Material for this task:
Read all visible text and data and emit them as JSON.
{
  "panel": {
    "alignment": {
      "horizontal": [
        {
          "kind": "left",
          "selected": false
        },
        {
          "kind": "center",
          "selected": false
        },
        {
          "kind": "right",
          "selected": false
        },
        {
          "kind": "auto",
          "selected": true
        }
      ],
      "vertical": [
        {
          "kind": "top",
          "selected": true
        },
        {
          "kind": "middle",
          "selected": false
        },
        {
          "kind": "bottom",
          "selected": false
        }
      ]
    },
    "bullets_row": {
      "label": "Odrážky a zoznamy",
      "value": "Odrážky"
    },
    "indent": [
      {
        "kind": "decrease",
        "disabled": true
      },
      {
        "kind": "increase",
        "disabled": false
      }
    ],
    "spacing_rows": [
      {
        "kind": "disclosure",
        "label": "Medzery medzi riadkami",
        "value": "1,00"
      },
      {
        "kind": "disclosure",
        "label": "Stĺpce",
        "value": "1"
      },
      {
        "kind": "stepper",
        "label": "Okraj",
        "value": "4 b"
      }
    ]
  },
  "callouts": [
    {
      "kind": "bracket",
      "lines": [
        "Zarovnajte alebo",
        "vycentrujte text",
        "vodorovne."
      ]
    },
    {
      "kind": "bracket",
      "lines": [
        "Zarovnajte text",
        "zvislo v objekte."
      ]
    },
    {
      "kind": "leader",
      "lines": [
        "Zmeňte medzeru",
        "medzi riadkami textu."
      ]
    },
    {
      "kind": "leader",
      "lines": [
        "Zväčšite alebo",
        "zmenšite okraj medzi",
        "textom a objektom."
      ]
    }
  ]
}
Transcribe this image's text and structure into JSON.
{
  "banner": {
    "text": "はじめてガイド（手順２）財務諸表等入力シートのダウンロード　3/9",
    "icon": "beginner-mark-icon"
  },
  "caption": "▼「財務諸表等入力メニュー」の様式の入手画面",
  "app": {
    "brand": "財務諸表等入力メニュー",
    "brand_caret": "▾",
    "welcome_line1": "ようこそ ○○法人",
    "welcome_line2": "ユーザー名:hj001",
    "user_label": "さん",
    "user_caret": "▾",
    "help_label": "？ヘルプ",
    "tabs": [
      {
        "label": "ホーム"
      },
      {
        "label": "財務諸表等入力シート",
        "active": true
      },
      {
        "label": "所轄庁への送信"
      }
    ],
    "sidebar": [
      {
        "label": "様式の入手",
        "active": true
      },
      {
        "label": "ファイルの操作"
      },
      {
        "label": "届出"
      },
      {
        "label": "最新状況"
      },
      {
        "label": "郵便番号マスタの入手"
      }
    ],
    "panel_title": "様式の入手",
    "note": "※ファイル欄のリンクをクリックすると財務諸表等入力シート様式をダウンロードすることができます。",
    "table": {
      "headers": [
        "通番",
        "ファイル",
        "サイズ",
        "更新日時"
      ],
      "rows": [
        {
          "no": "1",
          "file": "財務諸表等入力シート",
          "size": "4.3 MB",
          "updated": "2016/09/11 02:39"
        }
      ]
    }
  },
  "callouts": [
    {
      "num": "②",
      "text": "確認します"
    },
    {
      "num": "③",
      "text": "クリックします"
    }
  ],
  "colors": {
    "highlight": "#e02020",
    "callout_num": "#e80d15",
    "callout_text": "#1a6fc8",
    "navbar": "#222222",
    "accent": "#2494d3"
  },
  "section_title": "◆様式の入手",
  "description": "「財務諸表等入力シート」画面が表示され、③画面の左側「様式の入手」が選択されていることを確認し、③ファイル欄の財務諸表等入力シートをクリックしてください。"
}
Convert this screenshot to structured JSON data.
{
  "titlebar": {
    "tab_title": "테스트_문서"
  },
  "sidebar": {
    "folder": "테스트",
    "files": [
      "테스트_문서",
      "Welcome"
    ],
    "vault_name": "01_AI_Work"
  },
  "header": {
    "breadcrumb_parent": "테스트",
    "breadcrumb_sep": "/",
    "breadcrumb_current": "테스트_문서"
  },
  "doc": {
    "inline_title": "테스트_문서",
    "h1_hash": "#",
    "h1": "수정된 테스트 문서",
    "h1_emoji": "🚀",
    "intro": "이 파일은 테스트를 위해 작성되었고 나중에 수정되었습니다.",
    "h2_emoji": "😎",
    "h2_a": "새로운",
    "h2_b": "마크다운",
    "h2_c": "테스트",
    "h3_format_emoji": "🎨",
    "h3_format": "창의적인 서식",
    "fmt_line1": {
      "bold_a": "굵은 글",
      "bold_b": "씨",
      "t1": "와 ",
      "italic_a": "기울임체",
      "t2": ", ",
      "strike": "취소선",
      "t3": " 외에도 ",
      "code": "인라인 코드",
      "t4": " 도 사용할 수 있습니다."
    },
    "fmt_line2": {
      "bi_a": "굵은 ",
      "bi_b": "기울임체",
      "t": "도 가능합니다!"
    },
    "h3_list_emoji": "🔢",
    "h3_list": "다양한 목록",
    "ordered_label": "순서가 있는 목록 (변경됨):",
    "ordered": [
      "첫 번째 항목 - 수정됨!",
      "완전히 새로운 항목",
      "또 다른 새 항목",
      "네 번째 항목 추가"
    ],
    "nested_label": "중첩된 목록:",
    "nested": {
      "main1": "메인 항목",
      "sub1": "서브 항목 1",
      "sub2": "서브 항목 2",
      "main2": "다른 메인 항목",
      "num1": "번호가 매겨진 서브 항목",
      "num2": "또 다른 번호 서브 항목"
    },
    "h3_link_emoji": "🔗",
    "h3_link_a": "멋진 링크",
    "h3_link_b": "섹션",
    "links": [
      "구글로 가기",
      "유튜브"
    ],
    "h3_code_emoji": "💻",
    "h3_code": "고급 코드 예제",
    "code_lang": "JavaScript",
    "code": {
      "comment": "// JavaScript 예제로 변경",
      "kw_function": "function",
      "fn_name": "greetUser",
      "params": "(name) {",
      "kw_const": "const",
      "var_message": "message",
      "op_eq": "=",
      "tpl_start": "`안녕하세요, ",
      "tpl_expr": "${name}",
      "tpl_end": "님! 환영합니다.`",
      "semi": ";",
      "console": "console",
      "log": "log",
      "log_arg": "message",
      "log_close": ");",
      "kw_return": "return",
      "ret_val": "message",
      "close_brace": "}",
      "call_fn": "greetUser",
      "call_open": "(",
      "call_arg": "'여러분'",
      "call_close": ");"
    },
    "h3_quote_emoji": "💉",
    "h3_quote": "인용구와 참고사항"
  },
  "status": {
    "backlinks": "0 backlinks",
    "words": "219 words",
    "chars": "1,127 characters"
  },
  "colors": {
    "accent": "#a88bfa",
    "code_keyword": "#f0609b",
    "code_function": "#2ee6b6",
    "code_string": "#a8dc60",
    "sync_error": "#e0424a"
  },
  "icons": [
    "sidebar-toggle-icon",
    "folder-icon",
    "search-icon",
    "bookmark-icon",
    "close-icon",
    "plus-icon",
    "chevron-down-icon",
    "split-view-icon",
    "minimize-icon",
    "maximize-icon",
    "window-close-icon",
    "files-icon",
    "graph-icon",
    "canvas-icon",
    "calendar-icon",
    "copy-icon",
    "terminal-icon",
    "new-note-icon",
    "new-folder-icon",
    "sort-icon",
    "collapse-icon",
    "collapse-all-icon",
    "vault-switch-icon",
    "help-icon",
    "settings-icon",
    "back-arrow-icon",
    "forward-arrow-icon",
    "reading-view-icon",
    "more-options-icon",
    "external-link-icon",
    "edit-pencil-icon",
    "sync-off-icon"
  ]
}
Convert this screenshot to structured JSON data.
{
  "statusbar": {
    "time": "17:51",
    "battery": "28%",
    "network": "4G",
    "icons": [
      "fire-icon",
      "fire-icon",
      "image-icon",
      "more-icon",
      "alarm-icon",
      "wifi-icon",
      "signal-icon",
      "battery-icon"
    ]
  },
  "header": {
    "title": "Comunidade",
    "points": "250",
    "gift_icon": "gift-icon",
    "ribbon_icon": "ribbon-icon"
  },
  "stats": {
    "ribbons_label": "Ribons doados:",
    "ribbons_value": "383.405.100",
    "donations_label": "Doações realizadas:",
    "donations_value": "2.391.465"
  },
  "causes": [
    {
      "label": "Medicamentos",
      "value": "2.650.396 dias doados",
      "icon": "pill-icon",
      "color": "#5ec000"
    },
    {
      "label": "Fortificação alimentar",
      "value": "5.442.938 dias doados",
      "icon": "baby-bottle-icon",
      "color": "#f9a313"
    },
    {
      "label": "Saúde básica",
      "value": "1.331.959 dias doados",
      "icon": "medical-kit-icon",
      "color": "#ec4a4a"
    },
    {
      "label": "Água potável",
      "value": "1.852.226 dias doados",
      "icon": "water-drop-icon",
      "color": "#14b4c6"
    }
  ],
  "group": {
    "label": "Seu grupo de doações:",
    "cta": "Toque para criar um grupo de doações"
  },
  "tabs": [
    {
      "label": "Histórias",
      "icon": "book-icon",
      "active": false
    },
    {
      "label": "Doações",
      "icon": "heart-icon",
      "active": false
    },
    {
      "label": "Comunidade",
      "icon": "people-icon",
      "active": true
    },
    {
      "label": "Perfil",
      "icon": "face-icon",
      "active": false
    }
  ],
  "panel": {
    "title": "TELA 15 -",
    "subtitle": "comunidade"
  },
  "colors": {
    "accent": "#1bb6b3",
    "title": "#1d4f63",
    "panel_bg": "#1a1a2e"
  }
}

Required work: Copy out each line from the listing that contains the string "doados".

Written response:
    "ribbons_label": "Ribons doados:",
      "value": "2.650.396 dias doados",
      "value": "5.442.938 dias doados",
      "value": "1.331.959 dias doados",
      "value": "1.852.226 dias doados",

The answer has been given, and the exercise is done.